*Your task*. All entries below are to be duplicated verbatim.
(Data in this exercise)
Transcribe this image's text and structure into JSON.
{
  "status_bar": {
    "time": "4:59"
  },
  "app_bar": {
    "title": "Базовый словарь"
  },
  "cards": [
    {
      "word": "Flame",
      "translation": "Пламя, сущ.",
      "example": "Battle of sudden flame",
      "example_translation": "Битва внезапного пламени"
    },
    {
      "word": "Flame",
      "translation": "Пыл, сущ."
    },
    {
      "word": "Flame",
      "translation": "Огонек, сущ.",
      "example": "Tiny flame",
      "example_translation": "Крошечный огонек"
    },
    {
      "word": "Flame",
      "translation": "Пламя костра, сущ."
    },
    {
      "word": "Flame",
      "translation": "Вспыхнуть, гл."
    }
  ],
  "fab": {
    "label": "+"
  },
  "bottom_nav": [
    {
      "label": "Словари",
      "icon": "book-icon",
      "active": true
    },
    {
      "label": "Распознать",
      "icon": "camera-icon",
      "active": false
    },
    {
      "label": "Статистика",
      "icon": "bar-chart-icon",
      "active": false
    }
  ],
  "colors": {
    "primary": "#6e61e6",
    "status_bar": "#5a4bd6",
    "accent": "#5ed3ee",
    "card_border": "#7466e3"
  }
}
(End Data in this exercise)
*Written answer*.
Transcribe this image's text and structure into JSON.
{
  "status_bar": {
    "time": "4:59"
  },
  "app_bar": {
    "title": "Базовый словарь"
  },
  "cards": [
    {
      "word": "Flame",
      "translation": "Пламя, сущ.",
      "example": "Battle of sudden flame",
      "example_translation": "Битва внезапного пламени"
    },
    {
      "word": "Flame",
      "translation": "Пыл, сущ."
    },
    {
      "word": "Flame",
      "translation": "Огонек, сущ.",
      "example": "Tiny flame",
      "example_translation": "Крошечный огонек"
    },
    {
      "word": "Flame",
      "translation": "Пламя костра, сущ."
    },
    {
      "word": "Flame",
      "translation": "Вспыхнуть, гл."
    }
  ],
  "fab": {
    "label": "+"
  },
  "bottom_nav": [
    {
      "label": "Словари",
      "icon": "book-icon",
      "active": true
    },
    {
      "label": "Распознать",
      "icon": "camera-icon",
      "active": false
    },
    {
      "label": "Статистика",
      "icon": "bar-chart-icon",
      "active": false
    }
  ],
  "colors": {
    "primary": "#6e61e6",
    "status_bar": "#5a4bd6",
    "accent": "#5ed3ee",
    "card_border": "#7466e3"
  }
}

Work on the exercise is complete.